*** The input ***

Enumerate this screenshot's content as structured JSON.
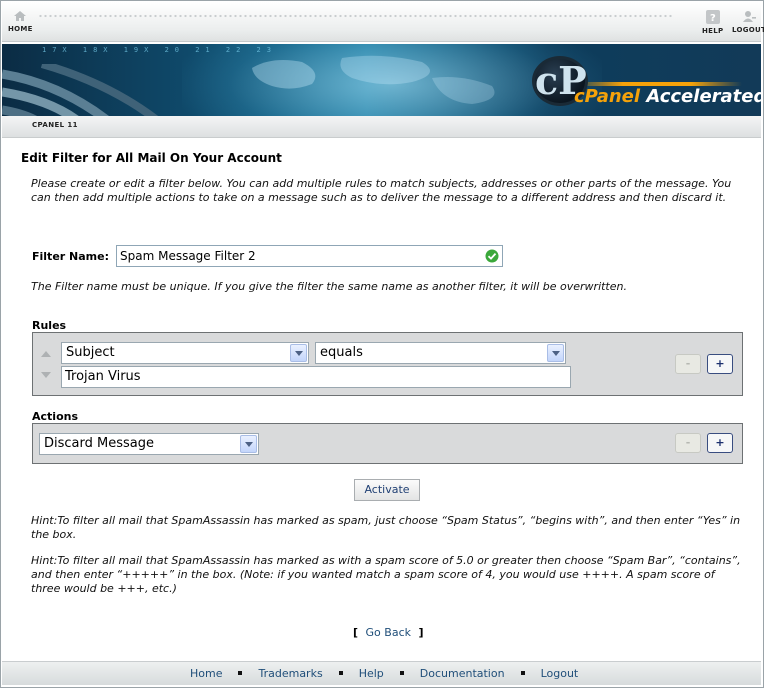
{
  "topnav": {
    "home_label": "HOME",
    "help_label": "HELP",
    "logout_label": "LOGOUT"
  },
  "brand": {
    "logo_letter": "cP",
    "logo_primary": "cPanel",
    "logo_secondary": "Accelerated",
    "banner_binary": "17X 18X 19X 20 21 22 23"
  },
  "breadcrumb": {
    "label": "CPANEL 11"
  },
  "page": {
    "title": "Edit Filter for All Mail On Your Account",
    "intro": "Please create or edit a filter below. You can add multiple rules to match subjects, addresses or other parts of the message. You can then add multiple actions to take on a message such as to deliver the message to a different address and then discard it.",
    "filter_name_label": "Filter Name:",
    "filter_name_value": "Spam Message Filter 2",
    "unique_note": "The Filter name must be unique. If you give the filter the same name as another filter, it will be overwritten."
  },
  "rules": {
    "label": "Rules",
    "field_select": "Subject",
    "operator_select": "equals",
    "value": "Trojan Virus",
    "remove_label": "-",
    "add_label": "+"
  },
  "actions": {
    "label": "Actions",
    "action_select": "Discard Message",
    "remove_label": "-",
    "add_label": "+"
  },
  "activate_label": "Activate",
  "hints": [
    "Hint:To filter all mail that SpamAssassin has marked as spam, just choose “Spam Status”, “begins with”, and then enter “Yes” in the box.",
    "Hint:To filter all mail that SpamAssassin has marked as with a spam score of 5.0 or greater then choose “Spam Bar”, “contains”, and then enter “+++++” in the box. (Note: if you wanted match a spam score of 4, you would use ++++. A spam score of three would be +++, etc.)"
  ],
  "goback": {
    "open": "[",
    "label": "Go Back",
    "close": "]"
  },
  "footer": {
    "links": [
      "Home",
      "Trademarks",
      "Help",
      "Documentation",
      "Logout"
    ]
  },
  "colors": {
    "link": "#1f4e79",
    "logo_orange": "#f5a20a",
    "panel_bg": "#d9dadb",
    "valid_green": "#3ba83b"
  }
}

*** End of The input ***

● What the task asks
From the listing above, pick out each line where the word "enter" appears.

● Answer section
    "Hint:To filter all mail that SpamAssassin has marked as spam, just choose “Spam Status”, “begins with”, and then enter “Yes” in the box.",
    "Hint:To filter all mail that SpamAssassin has marked as with a spam score of 5.0 or greater then choose “Spam Bar”, “contains”, and then enter “+++++” in the box. (Note: if you wanted match a spam score of 4, you would use ++++. A spam score of three would be +++, etc.)"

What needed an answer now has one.